I'm not sure that, by criticizing the concept of infinity and so forth, you're focusing on the heart of this article. The article is more sociological and analytical than metaphysical.
The point I'm driving at is that when theism is watered down to being equivalent to epistemic foundationalism, atheism becomes trivially impossible unless the atheist argues for antifoundationalism. God would be equivalent to the absolute core of reality the knowledge of which would end all further explanation. Antifoundationalism entails the endlessness of explanation (even if explanations end up being mere stories as a consequence, as in postmodernism).
I then show that the instrumental aspect of science is consistent with antifoundationalism, at the cost of making science diabolical or Luciferian, in terms of its technological impact on nature. I then briefly go through some metaphysical possibilities to complement the endlessness of scientific explanation.
You want to say these absolute concepts (nothingness, eternity, pure being, etc) are meaningless or contrary to our experience anyway. I agree that they make for pseudo-explanations in so far as science provides the standard. But they may serve a social function in reminding us that our cognitive powers are limited. These absolute concepts would be like drapes we lay across that which is alien and beyond our ken. They're placeholders that imply something like cosmicism, mysterianism, or some type of mysticism.

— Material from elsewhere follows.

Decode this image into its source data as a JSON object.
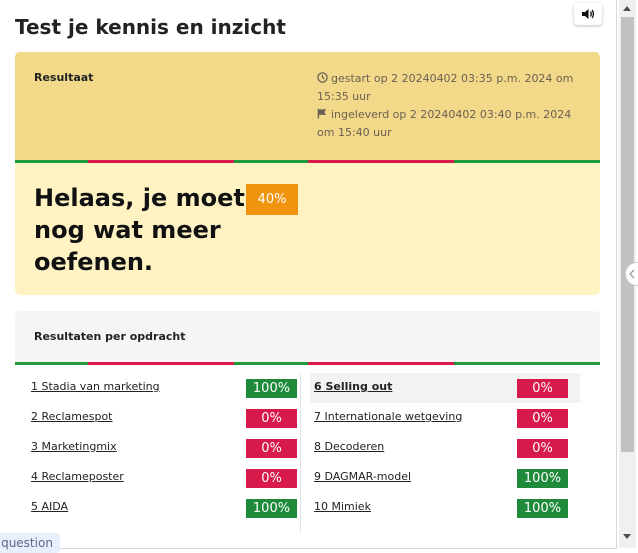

The issue here is the old problem of the One and the Many. The more you focus on either of them, the harder it is to include and to make sense of the other. Monists, for example, have difficulty explaining change, just as cosmologists search for an explanation of the breaking of the initial "symmetry" before the Big Bang, or just as Gnostics tried to explain why the pleroma would have "fallen." (or how evil entered a world created by a benevolent all-powerful God).